The Rural Housing Service is currently seeing volume levels of mortgage recovery advances, or MRAs, coming in at a monthly pace equal to the entire total seen before the COVID-19 pandemic.
Similar to the partial-claim procedure of the U.S. Department of Housing and Urban Development, the RHS had processed approximately 2,500 MRA requests from servicers pre-pandemic. Today, the agency is fielding 2,000 to 3,000 such applications on a monthly basis, according to Richard Kane, deputy director, servicing branch, USDA Rural Development.
Recognizing that loss mitigation would increase as a result of the pandemic, RHS, a division of the U.S. Department of Agriculture, introduced a pilot program, “changing the way we look at the partial claim,” Kane said.
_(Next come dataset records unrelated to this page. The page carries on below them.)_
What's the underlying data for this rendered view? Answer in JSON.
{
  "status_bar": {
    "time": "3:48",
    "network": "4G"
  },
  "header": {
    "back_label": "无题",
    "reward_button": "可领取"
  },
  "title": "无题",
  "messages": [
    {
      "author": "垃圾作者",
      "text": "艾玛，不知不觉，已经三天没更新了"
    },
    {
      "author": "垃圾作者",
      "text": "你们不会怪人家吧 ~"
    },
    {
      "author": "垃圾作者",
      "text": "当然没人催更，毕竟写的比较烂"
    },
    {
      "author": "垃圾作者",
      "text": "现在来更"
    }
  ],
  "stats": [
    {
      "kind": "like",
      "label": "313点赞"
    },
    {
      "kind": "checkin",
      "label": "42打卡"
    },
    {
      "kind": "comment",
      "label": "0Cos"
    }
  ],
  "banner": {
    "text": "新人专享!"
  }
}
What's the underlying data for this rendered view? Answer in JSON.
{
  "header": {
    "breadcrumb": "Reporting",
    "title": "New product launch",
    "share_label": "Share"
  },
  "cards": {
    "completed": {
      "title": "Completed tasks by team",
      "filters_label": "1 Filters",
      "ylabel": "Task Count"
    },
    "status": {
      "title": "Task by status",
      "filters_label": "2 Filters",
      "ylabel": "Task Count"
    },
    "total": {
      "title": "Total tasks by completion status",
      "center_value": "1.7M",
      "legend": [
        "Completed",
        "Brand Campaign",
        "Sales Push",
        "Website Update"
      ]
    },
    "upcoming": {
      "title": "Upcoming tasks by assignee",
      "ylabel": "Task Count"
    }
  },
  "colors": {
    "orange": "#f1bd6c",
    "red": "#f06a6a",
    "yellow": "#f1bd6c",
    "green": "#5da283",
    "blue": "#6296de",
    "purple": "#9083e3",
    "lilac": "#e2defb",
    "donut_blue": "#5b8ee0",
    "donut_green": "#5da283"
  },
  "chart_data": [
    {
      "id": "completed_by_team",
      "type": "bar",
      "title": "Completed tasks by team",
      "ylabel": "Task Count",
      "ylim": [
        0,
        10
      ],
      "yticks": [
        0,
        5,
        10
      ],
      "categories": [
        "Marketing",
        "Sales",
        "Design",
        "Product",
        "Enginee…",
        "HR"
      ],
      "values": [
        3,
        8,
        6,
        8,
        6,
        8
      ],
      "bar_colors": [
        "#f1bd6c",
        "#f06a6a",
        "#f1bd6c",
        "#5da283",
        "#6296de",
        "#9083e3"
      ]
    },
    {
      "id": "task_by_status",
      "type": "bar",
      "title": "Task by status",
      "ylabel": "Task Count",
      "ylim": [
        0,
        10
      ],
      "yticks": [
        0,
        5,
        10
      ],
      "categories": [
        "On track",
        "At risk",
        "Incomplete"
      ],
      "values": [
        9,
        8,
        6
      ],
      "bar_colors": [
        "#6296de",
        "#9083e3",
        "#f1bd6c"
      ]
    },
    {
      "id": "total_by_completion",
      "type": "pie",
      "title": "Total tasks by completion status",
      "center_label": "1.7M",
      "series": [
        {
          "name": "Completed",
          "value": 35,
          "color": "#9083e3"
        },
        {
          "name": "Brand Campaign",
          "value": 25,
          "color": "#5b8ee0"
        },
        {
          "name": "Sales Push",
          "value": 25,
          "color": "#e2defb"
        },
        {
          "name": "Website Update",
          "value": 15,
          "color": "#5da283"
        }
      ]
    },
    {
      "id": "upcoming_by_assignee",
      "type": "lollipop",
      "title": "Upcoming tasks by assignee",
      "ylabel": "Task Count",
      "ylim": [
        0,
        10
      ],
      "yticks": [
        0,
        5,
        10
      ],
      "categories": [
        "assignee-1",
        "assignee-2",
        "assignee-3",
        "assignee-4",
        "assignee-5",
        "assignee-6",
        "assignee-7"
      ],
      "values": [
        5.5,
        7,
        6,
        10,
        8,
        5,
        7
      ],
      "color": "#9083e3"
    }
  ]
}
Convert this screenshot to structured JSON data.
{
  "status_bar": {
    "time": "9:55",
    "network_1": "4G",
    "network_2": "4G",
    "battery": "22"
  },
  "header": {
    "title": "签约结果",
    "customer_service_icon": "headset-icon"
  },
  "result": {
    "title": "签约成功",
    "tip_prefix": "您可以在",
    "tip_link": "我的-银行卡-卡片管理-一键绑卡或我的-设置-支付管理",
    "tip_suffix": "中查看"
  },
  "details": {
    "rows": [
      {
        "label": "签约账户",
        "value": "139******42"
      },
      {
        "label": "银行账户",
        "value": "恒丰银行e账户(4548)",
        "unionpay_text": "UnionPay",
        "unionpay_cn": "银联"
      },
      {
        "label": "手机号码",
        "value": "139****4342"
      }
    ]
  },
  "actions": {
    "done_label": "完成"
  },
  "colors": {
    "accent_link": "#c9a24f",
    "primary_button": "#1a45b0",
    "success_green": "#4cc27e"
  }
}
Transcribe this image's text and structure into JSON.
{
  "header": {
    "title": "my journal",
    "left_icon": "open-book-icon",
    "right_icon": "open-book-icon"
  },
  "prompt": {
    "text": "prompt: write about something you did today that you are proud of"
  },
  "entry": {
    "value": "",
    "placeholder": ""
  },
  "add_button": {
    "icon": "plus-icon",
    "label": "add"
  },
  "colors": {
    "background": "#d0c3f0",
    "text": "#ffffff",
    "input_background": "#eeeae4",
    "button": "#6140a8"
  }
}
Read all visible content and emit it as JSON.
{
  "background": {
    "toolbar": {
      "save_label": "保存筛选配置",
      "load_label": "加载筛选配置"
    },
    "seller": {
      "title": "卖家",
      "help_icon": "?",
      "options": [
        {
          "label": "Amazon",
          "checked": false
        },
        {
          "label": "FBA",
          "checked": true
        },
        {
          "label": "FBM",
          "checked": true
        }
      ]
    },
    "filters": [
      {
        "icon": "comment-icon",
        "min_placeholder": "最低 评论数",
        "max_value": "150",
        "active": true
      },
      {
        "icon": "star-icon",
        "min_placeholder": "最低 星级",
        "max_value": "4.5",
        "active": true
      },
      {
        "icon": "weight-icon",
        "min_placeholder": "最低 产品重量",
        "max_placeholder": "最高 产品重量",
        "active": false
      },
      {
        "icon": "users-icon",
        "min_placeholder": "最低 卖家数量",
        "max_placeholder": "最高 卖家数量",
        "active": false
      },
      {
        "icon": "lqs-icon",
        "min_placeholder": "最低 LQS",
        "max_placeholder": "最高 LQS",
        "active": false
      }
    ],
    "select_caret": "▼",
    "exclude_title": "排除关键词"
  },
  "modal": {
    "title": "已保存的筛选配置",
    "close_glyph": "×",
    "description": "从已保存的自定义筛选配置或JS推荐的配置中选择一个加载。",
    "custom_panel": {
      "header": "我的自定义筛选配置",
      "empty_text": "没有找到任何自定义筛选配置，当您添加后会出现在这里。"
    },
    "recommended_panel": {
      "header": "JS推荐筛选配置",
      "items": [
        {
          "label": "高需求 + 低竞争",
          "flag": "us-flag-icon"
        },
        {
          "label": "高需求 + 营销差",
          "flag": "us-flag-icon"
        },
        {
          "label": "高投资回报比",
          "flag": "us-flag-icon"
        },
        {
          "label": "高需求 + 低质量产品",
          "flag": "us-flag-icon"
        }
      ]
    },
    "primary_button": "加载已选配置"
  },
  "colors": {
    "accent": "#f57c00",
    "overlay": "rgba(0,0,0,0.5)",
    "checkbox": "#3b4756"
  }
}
Little has changed procedurally, except servicing of the claim now falls to the loan servicer instead of the USDA.
“It really gets us out of the servicing business and lets servicers do what they do best,” Kane said at the Mortgage Bankers Association Secondary & Capital Markets Conference in New York on Monday.
In the pilot, servicers continue to file partial claims on behalf of the borrower, with payment issued to them from the USDA, Kane explained. No interest or fees accrue.
“Except it’s not creating a junior lien with them,” he said. “It’s going to stay as a servicing advance. The servicer will retain that balance on the borrower’s account and then they would collect the money from the borrower whenever the loan refis or pays off.”
It also expedites payment assistance to the borrower, with no recording fees or junior liens involved. Servicers determine borrower eligibility.
But there’s still some confusion in the industry as to whether loans with attached MRAs qualify for refinancing. According to Kane, they are eligible, but with exceptions.
“For more streamlined products, you can’t include it,” he said, acknowledging the confusion as a “challenge” that needs to be addressed.
“We can’t leave that MRA hanging out there. It’s going to have to be paid off as part of the refinance. But for the traditional loan product, it is eligible,” he said.
During the session, Kane also discussed the performance of RHS’s single-close construction offering, which was unveiled shortly before the arrival of COVID-19. The product is a combination construction-to-permanent loan that can be closed in one signing and guaranteed by Ginnie Mae immediately.
While it has been popular with lenders using it, the RHS has yet to see uptake at levels it hopes to achieve.
Noting the number of dilapidated homes in parts of rural America, Kane pointed out how the product would help many achieve homeownership.
“It was hard to get inventory out there for our borrowers, so I think this really allows us to help those borrowers get the lot [and] build the house,” he said.